A former comrade of Finbar Cafferkey, the Irish man killed fighting in Ukraine, was arrested by UK counterterrorism police last month as he attempted to travel to Ireland to deliver the news of the Mayo man’s death.
Philip O’Keeffe, an Irish citizen who fought with Mr Cafferkey against the Islamic State in Syria while they were both members of the Kurdish YPG, is facing prosecution under contentious antiterrorism legislation after being stopped by the Metropolitan Police while travelling through Heathrow Airport in London on April 22nd.
Mr O’Keeffe was in Brussels when he heard Mr Cafferkey had been killed while battling Russian forces in eastern Ukraine.
Mr Cafferkey’s colleagues were eager that his family hear the news from a friend before they read about it in the media and it was decided Mr O’Keeffe would travel to the family home in Cashel, Achill to inform Mr Cafferkey’s parents of the news and help them liaise with their son’s unit on the ground while his remains were recovered.
Mr O’Keeffe, who holds dual Irish and American citizenship, arrived in Heathrow Airport on the evening of April 22nd, intending to immediately board a connecting flight to Dublin. However, on exiting the plane, several police officers brought him away and confiscated his travel documents and electronic devices.
Mr O’Keeffe was detained for about six hours under section 7 of the Terrorism Act 2000, a wide-ranging piece of legislation that allows police to question travellers for up to six hours without cause to determine if they may be a terrorist.
Under the Act, detainees have no right to silence and are obliged to answer questions. They are also obliged to hand over any passwords for their electronic devices.
Mr O’Keeffe refused to hand over the passwords to his devices, leading police to accuse him of obstructing justice and to extend his detention overnight. He was later released on bail in advance of a hearing in London next week where he will learn if he will be prosecuted.
The Metropolitan Police retained possession of Mr O’Keeffe’s phone and other devices, meaning he could not contact the Cafferkey family on his release.
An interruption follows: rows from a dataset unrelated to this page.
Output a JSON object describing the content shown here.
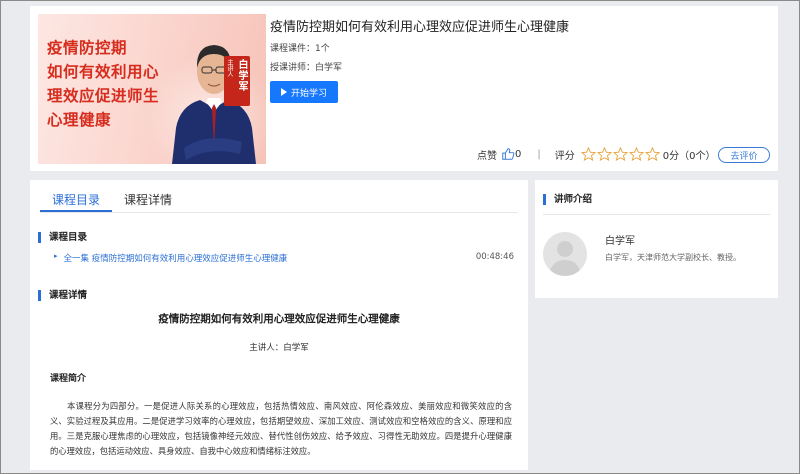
{
  "course": {
    "cover_title_lines": [
      "疫情防控期",
      "如何有效利用心",
      "理效应促进师生",
      "心理健康"
    ],
    "cover_lecturer_role": "主讲人",
    "cover_lecturer_name": "白学军",
    "title": "疫情防控期如何有效利用心理效应促进师生心理健康",
    "courseware_count": "课程课件：1个",
    "lecturer": "授课讲师：白学军",
    "start_button": "开始学习"
  },
  "rating": {
    "like_label": "点赞",
    "like_count": "0",
    "separator": "|",
    "score_label": "评分",
    "score": "0分",
    "count": "（0个）",
    "stars_filled": 0,
    "stars_total": 5,
    "evaluate_button": "去评价"
  },
  "tabs": [
    {
      "label": "课程目录",
      "active": true
    },
    {
      "label": "课程详情",
      "active": false
    }
  ],
  "catalog": {
    "heading": "课程目录",
    "items": [
      {
        "arrow": "▸",
        "label": "全一集 疫情防控期如何有效利用心理效应促进师生心理健康",
        "duration": "00:48:46"
      }
    ]
  },
  "detail": {
    "heading": "课程详情",
    "title": "疫情防控期如何有效利用心理效应促进师生心理健康",
    "lecturer": "主讲人：白学军",
    "intro_heading": "课程简介",
    "intro_text": "本课程分为四部分。一是促进人际关系的心理效应，包括热情效应、南风效应、阿伦森效应、美丽效应和微笑效应的含义、实验过程及其应用。二是促进学习效率的心理效应，包括期望效应、深加工效应、测试效应和空格效应的含义、原理和应用。三是克服心理焦虑的心理效应，包括镜像神经元效应、替代性创伤效应、给予效应、习得性无助效应。四是提升心理健康的心理效应，包括运动效应、具身效应、自我中心效应和情绪标注效应。"
  },
  "teacher": {
    "heading": "讲师介绍",
    "name": "白学军",
    "description": "白学军，天津师范大学副校长、教授。"
  },
  "colors": {
    "accent": "#2b6fd6",
    "primary_button": "#1677ff",
    "cover_red": "#d62d1f"
  }
}
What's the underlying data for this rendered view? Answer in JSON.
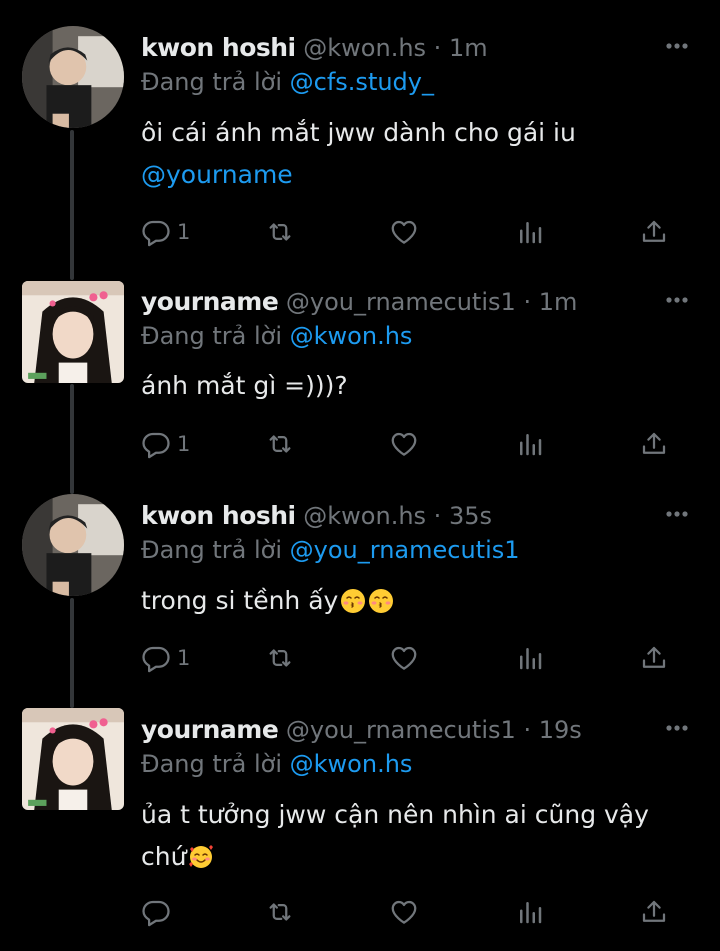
{
  "tweets": [
    {
      "name": "kwon hoshi",
      "handle": "@kwon.hs",
      "time": "1m",
      "reply_prefix": "Đang trả lời",
      "reply_to": "@cfs.study_",
      "text": "ôi cái ánh mắt jww dành cho gái iu",
      "text_mention": "@yourname",
      "reply_count": "1",
      "avatar": "male-avatar"
    },
    {
      "name": "yourname",
      "handle": "@you_rnamecutis1",
      "time": "1m",
      "reply_prefix": "Đang trả lời",
      "reply_to": "@kwon.hs",
      "text": "ánh mắt gì =)))?",
      "reply_count": "1",
      "avatar": "female-avatar"
    },
    {
      "name": "kwon hoshi",
      "handle": "@kwon.hs",
      "time": "35s",
      "reply_prefix": "Đang trả lời",
      "reply_to": "@you_rnamecutis1",
      "text": "trong si tềnh ấy",
      "reply_count": "1",
      "avatar": "male-avatar",
      "emoji": [
        "kissing-face-emoji",
        "kissing-face-emoji"
      ]
    },
    {
      "name": "yourname",
      "handle": "@you_rnamecutis1",
      "time": "19s",
      "reply_prefix": "Đang trả lời",
      "reply_to": "@kwon.hs",
      "text": "ủa t tưởng jww cận nên nhìn ai cũng vậy",
      "text_line2": "chứ",
      "reply_count": "",
      "avatar": "female-avatar",
      "emoji": [
        "smiling-face-with-hearts-emoji"
      ]
    }
  ],
  "separator": "·",
  "colors": {
    "background": "#000000",
    "text": "#e7e9ea",
    "muted": "#71767b",
    "link": "#1d9bf0",
    "thread_line": "#333639"
  }
}
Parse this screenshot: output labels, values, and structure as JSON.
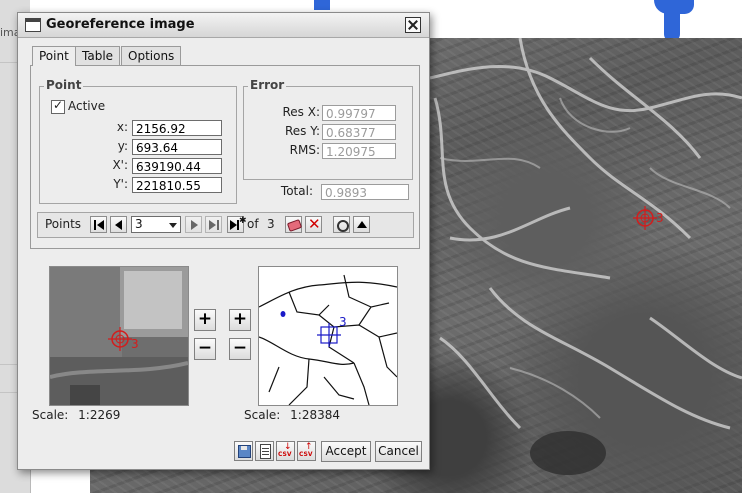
{
  "background": {
    "left_fragment": "image",
    "map_point_label": "3"
  },
  "dialog": {
    "title": "Georeference image",
    "tabs": [
      {
        "label": "Point",
        "active": true
      },
      {
        "label": "Table",
        "active": false
      },
      {
        "label": "Options",
        "active": false
      }
    ],
    "point_group": {
      "title": "Point",
      "active_label": "Active",
      "active_checked": true,
      "fields": [
        {
          "label": "x:",
          "value": "2156.92"
        },
        {
          "label": "y:",
          "value": "693.64"
        },
        {
          "label": "X':",
          "value": "639190.44"
        },
        {
          "label": "Y':",
          "value": "221810.55"
        }
      ]
    },
    "error_group": {
      "title": "Error",
      "fields": [
        {
          "label": "Res X:",
          "value": "0.99797"
        },
        {
          "label": "Res Y:",
          "value": "0.68377"
        },
        {
          "label": "RMS:",
          "value": "1.20975"
        }
      ],
      "total_label": "Total:",
      "total_value": "0.9893"
    },
    "points_bar": {
      "label": "Points",
      "selected": "3",
      "of_label": "of",
      "total": "3"
    },
    "image_viewer": {
      "point_label": "3",
      "scale_label": "Scale:",
      "scale_value": "1:2269"
    },
    "map_viewer": {
      "point_label": "3",
      "scale_label": "Scale:",
      "scale_value": "1:28384"
    },
    "zoom": {
      "in": "+",
      "out": "−"
    },
    "footer": {
      "csv_label": "CSV",
      "accept": "Accept",
      "cancel": "Cancel"
    }
  },
  "colors": {
    "target_red": "#d41c1c",
    "map_target_blue": "#1a1ac8",
    "delete_red": "#d00000",
    "background_blue": "#2f66d8"
  }
}
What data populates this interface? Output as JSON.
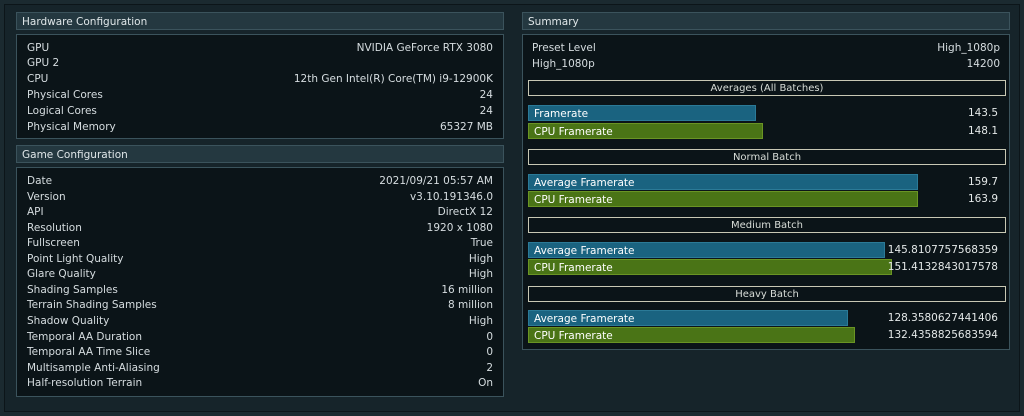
{
  "hardware": {
    "title": "Hardware Configuration",
    "rows": [
      {
        "label": "GPU",
        "value": "NVIDIA GeForce RTX 3080"
      },
      {
        "label": "GPU 2",
        "value": ""
      },
      {
        "label": "CPU",
        "value": "12th Gen Intel(R) Core(TM) i9-12900K"
      },
      {
        "label": "Physical Cores",
        "value": "24"
      },
      {
        "label": "Logical Cores",
        "value": "24"
      },
      {
        "label": "Physical Memory",
        "value": "65327 MB"
      }
    ]
  },
  "game": {
    "title": "Game Configuration",
    "rows": [
      {
        "label": "Date",
        "value": "2021/09/21 05:57 AM"
      },
      {
        "label": "Version",
        "value": "v3.10.191346.0"
      },
      {
        "label": "API",
        "value": "DirectX 12"
      },
      {
        "label": "Resolution",
        "value": "1920 x 1080"
      },
      {
        "label": "Fullscreen",
        "value": "True"
      },
      {
        "label": "Point Light Quality",
        "value": "High"
      },
      {
        "label": "Glare Quality",
        "value": "High"
      },
      {
        "label": "Shading Samples",
        "value": "16 million"
      },
      {
        "label": "Terrain Shading Samples",
        "value": "8 million"
      },
      {
        "label": "Shadow Quality",
        "value": "High"
      },
      {
        "label": "Temporal AA Duration",
        "value": "0"
      },
      {
        "label": "Temporal AA Time Slice",
        "value": "0"
      },
      {
        "label": "Multisample Anti-Aliasing",
        "value": "2"
      },
      {
        "label": "Half-resolution Terrain",
        "value": "On"
      }
    ]
  },
  "summary": {
    "title": "Summary",
    "preset": [
      {
        "label": "Preset Level",
        "value": "High_1080p"
      },
      {
        "label": "High_1080p",
        "value": "14200"
      }
    ],
    "sections": [
      {
        "title": "Averages (All Batches)",
        "bars": [
          {
            "label": "Framerate",
            "value": "143.5",
            "color": "#1a6380",
            "fraction": 0.485
          },
          {
            "label": "CPU Framerate",
            "value": "148.1",
            "color": "#4a7416",
            "fraction": 0.5
          }
        ]
      },
      {
        "title": "Normal Batch",
        "bars": [
          {
            "label": "Average Framerate",
            "value": "159.7",
            "color": "#1a6380",
            "fraction": 0.83
          },
          {
            "label": "CPU Framerate",
            "value": "163.9",
            "color": "#4a7416",
            "fraction": 0.83
          }
        ]
      },
      {
        "title": "Medium Batch",
        "bars": [
          {
            "label": "Average Framerate",
            "value": "145.8107757568359",
            "color": "#1a6380",
            "fraction": 0.76
          },
          {
            "label": "CPU Framerate",
            "value": "151.4132843017578",
            "color": "#4a7416",
            "fraction": 0.775
          }
        ]
      },
      {
        "title": "Heavy Batch",
        "bars": [
          {
            "label": "Average Framerate",
            "value": "128.3580627441406",
            "color": "#1a6380",
            "fraction": 0.68
          },
          {
            "label": "CPU Framerate",
            "value": "132.4358825683594",
            "color": "#4a7416",
            "fraction": 0.695
          }
        ]
      }
    ]
  }
}
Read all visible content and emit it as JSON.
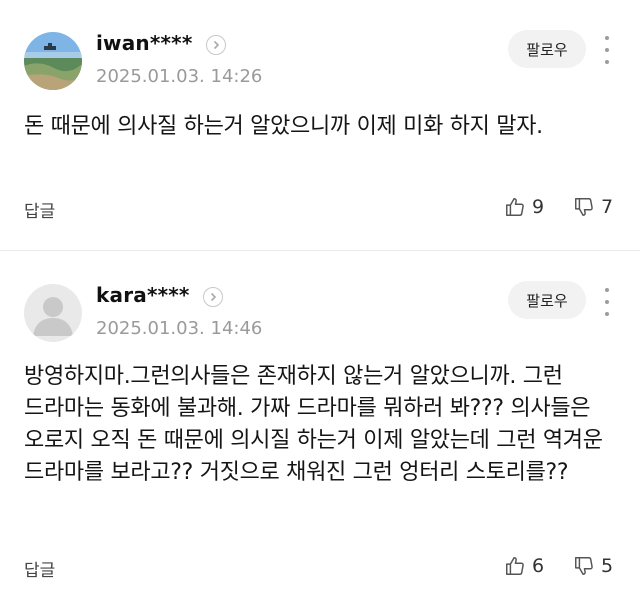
{
  "comments": [
    {
      "username": "iwan****",
      "timestamp": "2025.01.03. 14:26",
      "follow_label": "팔로우",
      "text": "돈 때문에 의사질 하는거 알았으니까 이제 미화 하지 말자.",
      "reply_label": "답글",
      "likes": "9",
      "dislikes": "7",
      "avatar": "landscape-photo"
    },
    {
      "username": "kara****",
      "timestamp": "2025.01.03. 14:46",
      "follow_label": "팔로우",
      "text": "방영하지마.그런의사들은 존재하지 않는거 알았으니까. 그런 드라마는 동화에 불과해. 가짜 드라마를 뭐하러 봐??? 의사들은 오로지 오직 돈 때문에 의시질 하는거 이제 알았는데 그런 역겨운 드라마를 보라고?? 거짓으로 채워진 그런 엉터리 스토리를??",
      "reply_label": "답글",
      "likes": "6",
      "dislikes": "5",
      "avatar": "default-user"
    }
  ],
  "icons": {
    "chevron": "chevron-right-icon",
    "like": "thumbs-up-icon",
    "dislike": "thumbs-down-icon",
    "more": "more-vertical-icon"
  },
  "colors": {
    "follow_bg": "#f2f2f2",
    "timestamp": "#9a9a9a",
    "separator": "#ececec"
  }
}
They learned of their son’s death through other means.
It is understood Mr O’Keeffe has sought assistance from the Irish and American embassies in London.
As well as being involved in the Kurdish YPG with Mr Cafferkey, Mr O’Keeffe has been involved in other left-wing and environmental groups.
Mr O’Keeffe’s solicitor, Alistair Lyon, said his client was questioned during his initial detention without any legal representation present as police said they could not locate a lawyer.
“They have to give you a lawyer, or at the very least let you talk to one on the phone so you can be told ‘yes, you really do have to answer questions or you’ll be arrested’,” Mr Lyon said. “It is extraordinary that they would contemplate a prosecution of someone where they can’t provide the most basic right in what is an absolute outlier of a legal situation.”
Section 7 has been the subject of repeated criticism, particularly for its use against left-wing activists.
Last month, the Metropolitan Police used the law to stop a French publisher, Ernest Moret, as he arrived in London before detaining him when he refused to hand over his passwords. Mr Moret’s employers said he was stopped because he was allegedly involved in the French pension age protests.